■ ASSIGNED TASK
The entries are to be repeated exactly, with all pictures omitted.

■ RECORDS

□ □ □ □ □ □ □

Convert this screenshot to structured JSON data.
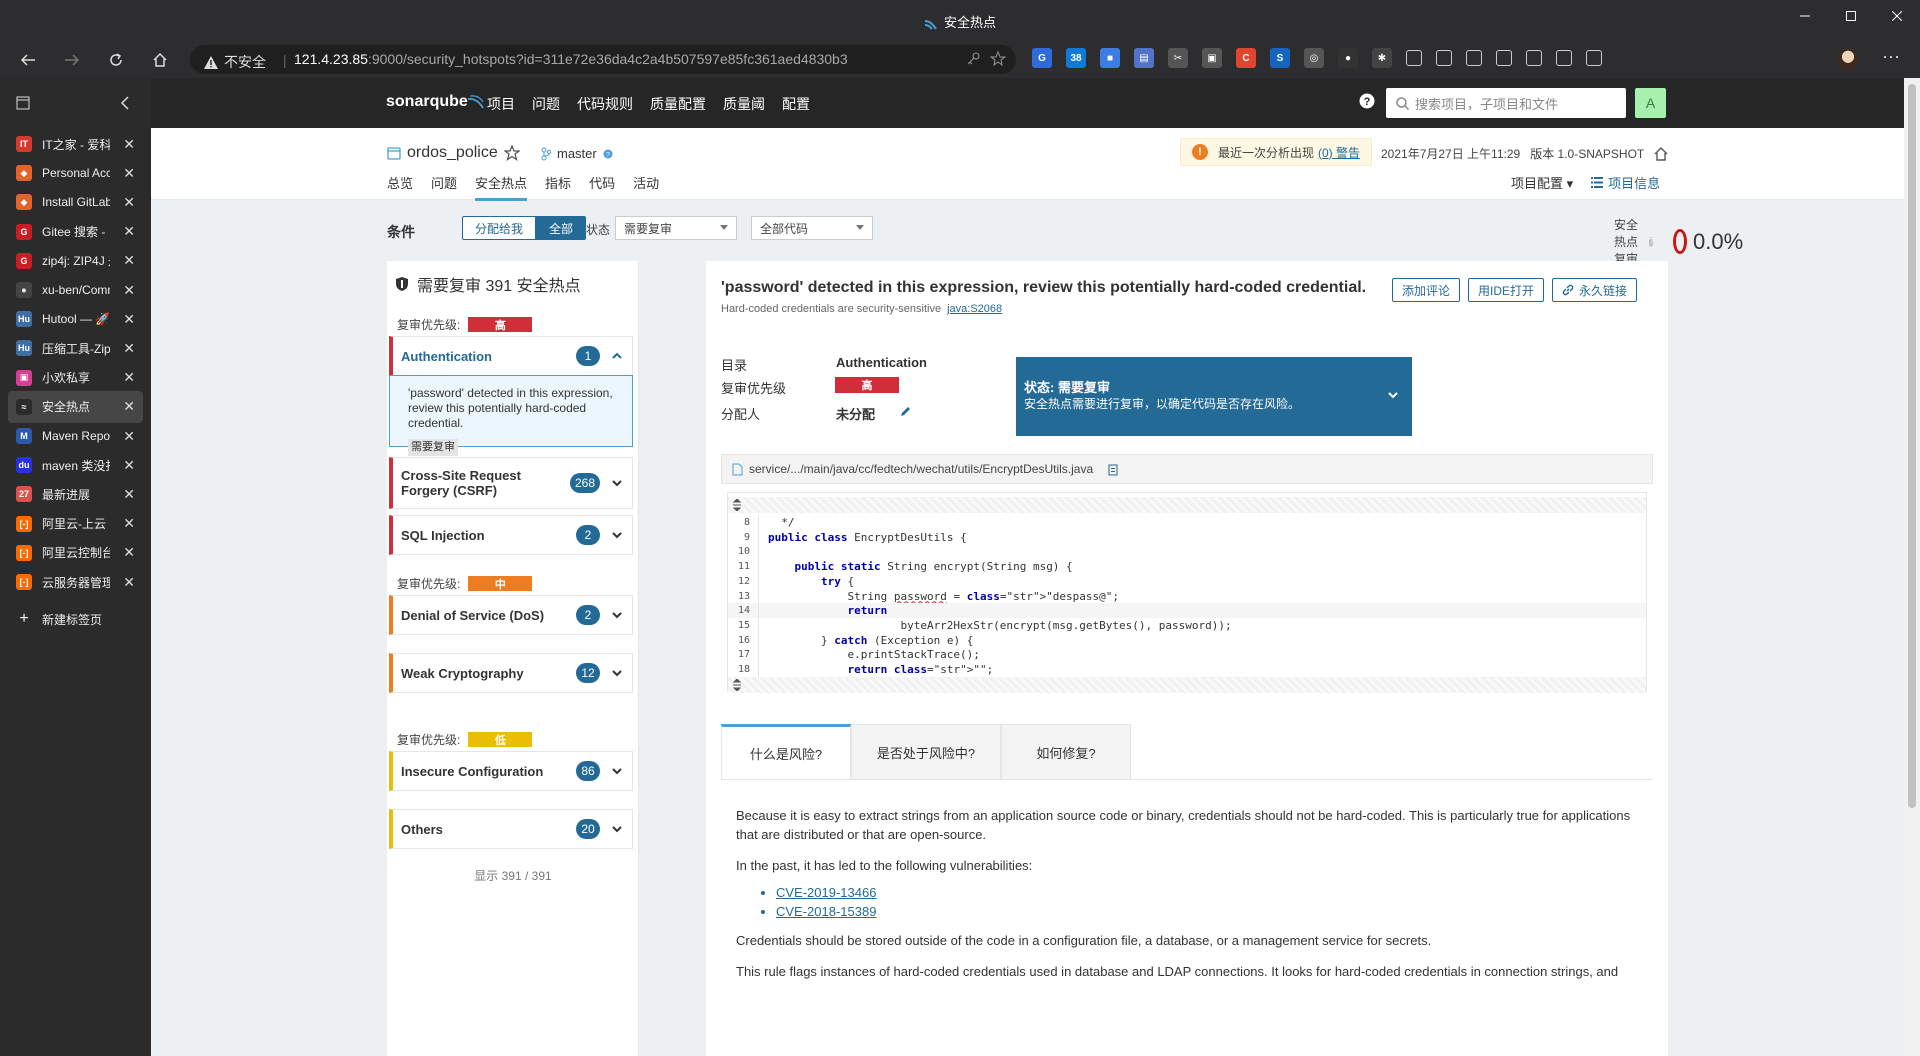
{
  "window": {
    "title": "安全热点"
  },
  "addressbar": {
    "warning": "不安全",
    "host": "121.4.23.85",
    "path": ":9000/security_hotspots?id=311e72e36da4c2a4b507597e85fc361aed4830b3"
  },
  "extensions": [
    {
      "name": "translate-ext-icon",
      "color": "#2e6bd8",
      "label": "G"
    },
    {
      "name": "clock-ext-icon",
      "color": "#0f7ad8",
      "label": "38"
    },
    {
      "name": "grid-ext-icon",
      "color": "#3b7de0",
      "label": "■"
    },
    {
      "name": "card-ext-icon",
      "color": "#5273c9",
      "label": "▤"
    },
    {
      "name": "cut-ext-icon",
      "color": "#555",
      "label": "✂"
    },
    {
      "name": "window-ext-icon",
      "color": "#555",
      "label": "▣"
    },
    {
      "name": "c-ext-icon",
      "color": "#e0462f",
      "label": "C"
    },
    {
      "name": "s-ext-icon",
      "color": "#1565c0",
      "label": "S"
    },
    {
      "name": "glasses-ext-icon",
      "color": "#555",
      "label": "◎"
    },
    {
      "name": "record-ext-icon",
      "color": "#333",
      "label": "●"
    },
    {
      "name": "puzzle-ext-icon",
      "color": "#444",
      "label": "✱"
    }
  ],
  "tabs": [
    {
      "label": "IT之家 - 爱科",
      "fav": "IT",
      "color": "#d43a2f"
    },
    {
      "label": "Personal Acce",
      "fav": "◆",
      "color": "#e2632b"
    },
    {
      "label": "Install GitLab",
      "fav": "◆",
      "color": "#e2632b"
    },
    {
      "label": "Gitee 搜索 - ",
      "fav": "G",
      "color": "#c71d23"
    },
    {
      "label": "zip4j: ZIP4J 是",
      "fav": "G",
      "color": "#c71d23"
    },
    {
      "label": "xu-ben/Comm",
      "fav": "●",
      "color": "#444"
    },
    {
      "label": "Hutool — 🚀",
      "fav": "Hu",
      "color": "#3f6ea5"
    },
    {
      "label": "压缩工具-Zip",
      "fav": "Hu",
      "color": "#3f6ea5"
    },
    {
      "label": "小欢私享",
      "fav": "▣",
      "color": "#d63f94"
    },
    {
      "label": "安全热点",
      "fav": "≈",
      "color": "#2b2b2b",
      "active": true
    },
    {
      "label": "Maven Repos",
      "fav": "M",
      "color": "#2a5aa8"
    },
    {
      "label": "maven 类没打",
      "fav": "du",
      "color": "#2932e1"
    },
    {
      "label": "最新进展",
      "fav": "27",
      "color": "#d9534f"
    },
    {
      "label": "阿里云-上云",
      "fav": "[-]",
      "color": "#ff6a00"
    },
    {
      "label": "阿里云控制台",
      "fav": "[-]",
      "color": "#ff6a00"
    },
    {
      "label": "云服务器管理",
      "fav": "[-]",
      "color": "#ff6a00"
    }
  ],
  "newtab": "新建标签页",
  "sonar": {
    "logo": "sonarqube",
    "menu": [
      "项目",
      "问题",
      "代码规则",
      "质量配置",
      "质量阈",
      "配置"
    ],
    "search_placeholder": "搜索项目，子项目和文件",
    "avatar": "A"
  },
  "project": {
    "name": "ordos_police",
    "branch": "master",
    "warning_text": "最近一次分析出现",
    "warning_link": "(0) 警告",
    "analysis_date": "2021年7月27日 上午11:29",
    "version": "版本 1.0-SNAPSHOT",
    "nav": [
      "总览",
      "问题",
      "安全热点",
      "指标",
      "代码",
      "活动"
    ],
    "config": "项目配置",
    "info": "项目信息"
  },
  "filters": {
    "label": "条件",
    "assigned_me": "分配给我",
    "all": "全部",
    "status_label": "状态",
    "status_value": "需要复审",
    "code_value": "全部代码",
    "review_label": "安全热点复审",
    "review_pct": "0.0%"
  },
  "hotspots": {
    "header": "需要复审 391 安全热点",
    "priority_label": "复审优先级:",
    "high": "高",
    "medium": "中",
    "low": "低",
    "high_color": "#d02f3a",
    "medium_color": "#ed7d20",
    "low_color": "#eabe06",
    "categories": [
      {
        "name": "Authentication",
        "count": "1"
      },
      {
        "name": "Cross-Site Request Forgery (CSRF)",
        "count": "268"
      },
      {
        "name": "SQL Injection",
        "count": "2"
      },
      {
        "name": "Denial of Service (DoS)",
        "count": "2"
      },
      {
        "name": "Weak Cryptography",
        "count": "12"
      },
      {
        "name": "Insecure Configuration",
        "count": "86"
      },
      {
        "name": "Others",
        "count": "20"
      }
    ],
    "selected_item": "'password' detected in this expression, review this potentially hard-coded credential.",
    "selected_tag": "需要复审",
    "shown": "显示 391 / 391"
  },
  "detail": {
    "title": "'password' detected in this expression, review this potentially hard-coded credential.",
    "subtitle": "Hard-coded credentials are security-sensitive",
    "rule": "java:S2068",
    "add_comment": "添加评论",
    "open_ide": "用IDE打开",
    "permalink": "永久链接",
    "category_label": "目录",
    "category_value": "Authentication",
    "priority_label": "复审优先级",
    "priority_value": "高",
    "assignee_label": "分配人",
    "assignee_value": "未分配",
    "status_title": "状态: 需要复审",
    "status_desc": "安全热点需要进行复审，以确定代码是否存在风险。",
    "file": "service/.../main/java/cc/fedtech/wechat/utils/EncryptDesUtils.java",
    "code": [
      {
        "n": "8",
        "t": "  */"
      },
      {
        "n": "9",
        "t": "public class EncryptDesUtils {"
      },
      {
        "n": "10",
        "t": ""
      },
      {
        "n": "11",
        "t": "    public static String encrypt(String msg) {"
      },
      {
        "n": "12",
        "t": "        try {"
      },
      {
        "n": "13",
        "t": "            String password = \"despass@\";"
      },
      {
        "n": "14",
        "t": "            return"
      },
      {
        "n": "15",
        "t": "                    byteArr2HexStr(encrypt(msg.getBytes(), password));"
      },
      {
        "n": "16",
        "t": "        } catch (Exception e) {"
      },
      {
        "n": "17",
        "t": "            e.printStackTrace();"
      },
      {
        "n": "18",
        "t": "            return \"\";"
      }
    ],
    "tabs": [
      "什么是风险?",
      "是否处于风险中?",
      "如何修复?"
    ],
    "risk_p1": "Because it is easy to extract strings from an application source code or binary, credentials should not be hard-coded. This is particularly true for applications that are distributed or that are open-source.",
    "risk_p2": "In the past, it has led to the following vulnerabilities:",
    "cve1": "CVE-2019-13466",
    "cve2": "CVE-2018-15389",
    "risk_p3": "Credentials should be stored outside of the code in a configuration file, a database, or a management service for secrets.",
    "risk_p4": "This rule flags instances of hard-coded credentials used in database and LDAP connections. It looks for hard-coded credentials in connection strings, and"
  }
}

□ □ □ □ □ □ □

■ ANSWER SPACE
Convert this screenshot to structured JSON data.
{
  "window": {
    "title": "安全热点"
  },
  "addressbar": {
    "warning": "不安全",
    "host": "121.4.23.85",
    "path": ":9000/security_hotspots?id=311e72e36da4c2a4b507597e85fc361aed4830b3"
  },
  "extensions": [
    {
      "name": "translate-ext-icon",
      "color": "#2e6bd8",
      "label": "G"
    },
    {
      "name": "clock-ext-icon",
      "color": "#0f7ad8",
      "label": "38"
    },
    {
      "name": "grid-ext-icon",
      "color": "#3b7de0",
      "label": "■"
    },
    {
      "name": "card-ext-icon",
      "color": "#5273c9",
      "label": "▤"
    },
    {
      "name": "cut-ext-icon",
      "color": "#555",
      "label": "✂"
    },
    {
      "name": "window-ext-icon",
      "color": "#555",
      "label": "▣"
    },
    {
      "name": "c-ext-icon",
      "color": "#e0462f",
      "label": "C"
    },
    {
      "name": "s-ext-icon",
      "color": "#1565c0",
      "label": "S"
    },
    {
      "name": "glasses-ext-icon",
      "color": "#555",
      "label": "◎"
    },
    {
      "name": "record-ext-icon",
      "color": "#333",
      "label": "●"
    },
    {
      "name": "puzzle-ext-icon",
      "color": "#444",
      "label": "✱"
    }
  ],
  "tabs": [
    {
      "label": "IT之家 - 爱科",
      "fav": "IT",
      "color": "#d43a2f"
    },
    {
      "label": "Personal Acce",
      "fav": "◆",
      "color": "#e2632b"
    },
    {
      "label": "Install GitLab",
      "fav": "◆",
      "color": "#e2632b"
    },
    {
      "label": "Gitee 搜索 - ",
      "fav": "G",
      "color": "#c71d23"
    },
    {
      "label": "zip4j: ZIP4J 是",
      "fav": "G",
      "color": "#c71d23"
    },
    {
      "label": "xu-ben/Comm",
      "fav": "●",
      "color": "#444"
    },
    {
      "label": "Hutool — 🚀",
      "fav": "Hu",
      "color": "#3f6ea5"
    },
    {
      "label": "压缩工具-Zip",
      "fav": "Hu",
      "color": "#3f6ea5"
    },
    {
      "label": "小欢私享",
      "fav": "▣",
      "color": "#d63f94"
    },
    {
      "label": "安全热点",
      "fav": "≈",
      "color": "#2b2b2b",
      "active": true
    },
    {
      "label": "Maven Repos",
      "fav": "M",
      "color": "#2a5aa8"
    },
    {
      "label": "maven 类没打",
      "fav": "du",
      "color": "#2932e1"
    },
    {
      "label": "最新进展",
      "fav": "27",
      "color": "#d9534f"
    },
    {
      "label": "阿里云-上云",
      "fav": "[-]",
      "color": "#ff6a00"
    },
    {
      "label": "阿里云控制台",
      "fav": "[-]",
      "color": "#ff6a00"
    },
    {
      "label": "云服务器管理",
      "fav": "[-]",
      "color": "#ff6a00"
    }
  ],
  "newtab": "新建标签页",
  "sonar": {
    "logo": "sonarqube",
    "menu": [
      "项目",
      "问题",
      "代码规则",
      "质量配置",
      "质量阈",
      "配置"
    ],
    "search_placeholder": "搜索项目，子项目和文件",
    "avatar": "A"
  },
  "project": {
    "name": "ordos_police",
    "branch": "master",
    "warning_text": "最近一次分析出现",
    "warning_link": "(0) 警告",
    "analysis_date": "2021年7月27日 上午11:29",
    "version": "版本 1.0-SNAPSHOT",
    "nav": [
      "总览",
      "问题",
      "安全热点",
      "指标",
      "代码",
      "活动"
    ],
    "config": "项目配置",
    "info": "项目信息"
  },
  "filters": {
    "label": "条件",
    "assigned_me": "分配给我",
    "all": "全部",
    "status_label": "状态",
    "status_value": "需要复审",
    "code_value": "全部代码",
    "review_label": "安全热点复审",
    "review_pct": "0.0%"
  },
  "hotspots": {
    "header": "需要复审 391 安全热点",
    "priority_label": "复审优先级:",
    "high": "高",
    "medium": "中",
    "low": "低",
    "high_color": "#d02f3a",
    "medium_color": "#ed7d20",
    "low_color": "#eabe06",
    "categories": [
      {
        "name": "Authentication",
        "count": "1"
      },
      {
        "name": "Cross-Site Request Forgery (CSRF)",
        "count": "268"
      },
      {
        "name": "SQL Injection",
        "count": "2"
      },
      {
        "name": "Denial of Service (DoS)",
        "count": "2"
      },
      {
        "name": "Weak Cryptography",
        "count": "12"
      },
      {
        "name": "Insecure Configuration",
        "count": "86"
      },
      {
        "name": "Others",
        "count": "20"
      }
    ],
    "selected_item": "'password' detected in this expression, review this potentially hard-coded credential.",
    "selected_tag": "需要复审",
    "shown": "显示 391 / 391"
  },
  "detail": {
    "title": "'password' detected in this expression, review this potentially hard-coded credential.",
    "subtitle": "Hard-coded credentials are security-sensitive",
    "rule": "java:S2068",
    "add_comment": "添加评论",
    "open_ide": "用IDE打开",
    "permalink": "永久链接",
    "category_label": "目录",
    "category_value": "Authentication",
    "priority_label": "复审优先级",
    "priority_value": "高",
    "assignee_label": "分配人",
    "assignee_value": "未分配",
    "status_title": "状态: 需要复审",
    "status_desc": "安全热点需要进行复审，以确定代码是否存在风险。",
    "file": "service/.../main/java/cc/fedtech/wechat/utils/EncryptDesUtils.java",
    "code": [
      {
        "n": "8",
        "t": "  */"
      },
      {
        "n": "9",
        "t": "public class EncryptDesUtils {"
      },
      {
        "n": "10",
        "t": ""
      },
      {
        "n": "11",
        "t": "    public static String encrypt(String msg) {"
      },
      {
        "n": "12",
        "t": "        try {"
      },
      {
        "n": "13",
        "t": "            String password = \"despass@\";"
      },
      {
        "n": "14",
        "t": "            return"
      },
      {
        "n": "15",
        "t": "                    byteArr2HexStr(encrypt(msg.getBytes(), password));"
      },
      {
        "n": "16",
        "t": "        } catch (Exception e) {"
      },
      {
        "n": "17",
        "t": "            e.printStackTrace();"
      },
      {
        "n": "18",
        "t": "            return \"\";"
      }
    ],
    "tabs": [
      "什么是风险?",
      "是否处于风险中?",
      "如何修复?"
    ],
    "risk_p1": "Because it is easy to extract strings from an application source code or binary, credentials should not be hard-coded. This is particularly true for applications that are distributed or that are open-source.",
    "risk_p2": "In the past, it has led to the following vulnerabilities:",
    "cve1": "CVE-2019-13466",
    "cve2": "CVE-2018-15389",
    "risk_p3": "Credentials should be stored outside of the code in a configuration file, a database, or a management service for secrets.",
    "risk_p4": "This rule flags instances of hard-coded credentials used in database and LDAP connections. It looks for hard-coded credentials in connection strings, and"
  }
}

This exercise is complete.